If all texts are about something (and thus specialist) then it is also true that a lot of specialist texts are also about something other than their own field and thus encompass two or more specialisms. Contracts are legal texts (and thus assigned to legal translation specialists) but the contract itself necessarily relates to something else – in this case, the organisation of a series of concerts – with the associated specialist terminology. Financial reports, likewise, report on the activities of specific companies and thus, necessarily, include specialist terminology relating to the company’s field of activity. In practice, this means that you will usually have to handle both the specialist terminology of finance and the specialist terminology of whatever activity the company engages in.
So let’s hear it for all of the ‘general’ translators out there – we are the true specialists!
There’s a strong trend towards validated continuing professional development (CPD) in the translation profession.
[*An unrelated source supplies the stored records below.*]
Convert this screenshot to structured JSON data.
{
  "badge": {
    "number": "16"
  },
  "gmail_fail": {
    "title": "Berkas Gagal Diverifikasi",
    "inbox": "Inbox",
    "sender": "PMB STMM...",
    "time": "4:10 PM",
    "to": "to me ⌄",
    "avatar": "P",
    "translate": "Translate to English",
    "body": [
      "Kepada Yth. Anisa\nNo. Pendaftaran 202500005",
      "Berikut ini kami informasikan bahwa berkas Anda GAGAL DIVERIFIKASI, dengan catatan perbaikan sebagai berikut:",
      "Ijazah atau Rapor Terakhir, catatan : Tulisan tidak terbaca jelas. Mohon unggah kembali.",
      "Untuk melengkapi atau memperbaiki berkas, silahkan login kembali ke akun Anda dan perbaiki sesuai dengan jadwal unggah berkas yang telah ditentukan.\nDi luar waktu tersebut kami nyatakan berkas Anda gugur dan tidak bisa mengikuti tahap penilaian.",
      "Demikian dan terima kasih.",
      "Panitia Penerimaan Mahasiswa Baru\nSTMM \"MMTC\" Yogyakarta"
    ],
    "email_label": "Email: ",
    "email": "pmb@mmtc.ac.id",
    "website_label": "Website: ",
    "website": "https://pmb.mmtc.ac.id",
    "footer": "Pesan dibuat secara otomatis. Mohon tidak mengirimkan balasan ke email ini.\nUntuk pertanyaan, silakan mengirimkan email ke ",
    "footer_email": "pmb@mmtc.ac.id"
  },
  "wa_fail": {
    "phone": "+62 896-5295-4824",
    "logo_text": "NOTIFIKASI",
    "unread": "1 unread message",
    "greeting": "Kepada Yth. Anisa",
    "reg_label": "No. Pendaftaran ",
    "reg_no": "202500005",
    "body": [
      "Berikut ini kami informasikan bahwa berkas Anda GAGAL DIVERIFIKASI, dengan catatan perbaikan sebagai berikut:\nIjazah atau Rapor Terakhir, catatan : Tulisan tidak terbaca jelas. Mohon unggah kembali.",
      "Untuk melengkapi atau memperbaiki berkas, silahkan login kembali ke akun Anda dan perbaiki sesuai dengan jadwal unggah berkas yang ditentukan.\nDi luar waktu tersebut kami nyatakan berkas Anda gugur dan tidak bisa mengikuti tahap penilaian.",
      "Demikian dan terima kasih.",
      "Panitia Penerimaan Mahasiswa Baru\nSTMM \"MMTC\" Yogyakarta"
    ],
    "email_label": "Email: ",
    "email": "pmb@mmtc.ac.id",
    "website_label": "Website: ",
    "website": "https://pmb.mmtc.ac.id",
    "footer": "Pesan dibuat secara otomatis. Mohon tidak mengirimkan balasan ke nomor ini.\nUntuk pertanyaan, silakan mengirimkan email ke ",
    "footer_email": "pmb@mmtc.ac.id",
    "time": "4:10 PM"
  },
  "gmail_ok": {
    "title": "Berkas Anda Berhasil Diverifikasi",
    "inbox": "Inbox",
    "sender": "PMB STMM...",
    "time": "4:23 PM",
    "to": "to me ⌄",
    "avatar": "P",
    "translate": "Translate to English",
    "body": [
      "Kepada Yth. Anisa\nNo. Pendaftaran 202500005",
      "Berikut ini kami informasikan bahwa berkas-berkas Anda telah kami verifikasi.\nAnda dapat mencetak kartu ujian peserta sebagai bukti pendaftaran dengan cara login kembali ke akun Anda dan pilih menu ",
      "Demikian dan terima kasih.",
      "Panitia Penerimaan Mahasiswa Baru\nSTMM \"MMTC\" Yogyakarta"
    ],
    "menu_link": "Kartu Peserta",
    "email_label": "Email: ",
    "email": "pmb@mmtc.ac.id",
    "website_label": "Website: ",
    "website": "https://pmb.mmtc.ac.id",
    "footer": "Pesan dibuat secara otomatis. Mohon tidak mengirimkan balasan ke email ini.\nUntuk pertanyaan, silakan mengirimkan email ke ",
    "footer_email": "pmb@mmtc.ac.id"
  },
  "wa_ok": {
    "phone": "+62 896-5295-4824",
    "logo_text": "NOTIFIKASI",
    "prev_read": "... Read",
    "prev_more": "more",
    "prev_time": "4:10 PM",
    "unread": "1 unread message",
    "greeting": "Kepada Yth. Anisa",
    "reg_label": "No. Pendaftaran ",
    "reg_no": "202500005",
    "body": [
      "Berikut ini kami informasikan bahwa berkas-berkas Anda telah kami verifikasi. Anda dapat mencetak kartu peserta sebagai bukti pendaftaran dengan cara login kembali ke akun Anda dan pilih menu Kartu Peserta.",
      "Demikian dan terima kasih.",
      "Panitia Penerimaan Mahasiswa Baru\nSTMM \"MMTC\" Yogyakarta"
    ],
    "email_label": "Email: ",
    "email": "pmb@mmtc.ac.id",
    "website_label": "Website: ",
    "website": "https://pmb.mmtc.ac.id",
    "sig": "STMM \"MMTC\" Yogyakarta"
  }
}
While I think this is generally a good thing – who would argue against keeping your skills and knowledge up to date? – I sometimes wonder whether the emphasis on official courses, certified seminars and the rest is altogether healthy. If I’m honest, this kind of thing makes up a tiny proportion of the skills development required to keep translators up to speed (and improving) in the modern world.
So here is a little list of my “under the radar” financial training for this year (no certificates or courses, just a list of bloody good finance books and blogs that I’ve read during 2015):
- Monevator – probably the UK’s best investment blog: an informal, one-stop investment studies university
- The Incredible Shrinking Alpha, Swedroe, L.
- Irrational Exuberance, Shiller, R.
- Stocks for the Long Run, Siegel, J.
- Sterling Bonds and Fixed Income for the Private Investor, Glowrey, M.
- All About Asset Allocation, Ferri, R.
- Rational Expectations: Asset Allocation for Adults, Bernstein, W.
- Smarter Investing, Hale, T.
- The FT Guide to Exchange Traded Funds, Stevenson, D.
- D-I-Y Pensions, Hulton, J.
- Investing Demystified, Kroijer, L.
There’s two ways to think about my slightly chaotic financial self-education. If you’re into things being validated and rubber-stamped, you might worry that my curriculum has some missing elements. But if you care about motivation and passion – and these, surely, are the key ingredients to any effective education – then my list has one really big plus: these are all books that I have read because I wanted to.
In June I completed a short online course in investment management, delivered by the Open University through the FutureLearn platform. Course content included investment products, tax and pension legislation, asset allocation and portfolio management.
Translation of the quarterly investors’ report of a biopharmaceuticals company, including financial information and overview of business activity.
Translation of six-monthly shareholders’ report for a pharmaceuticals multinational.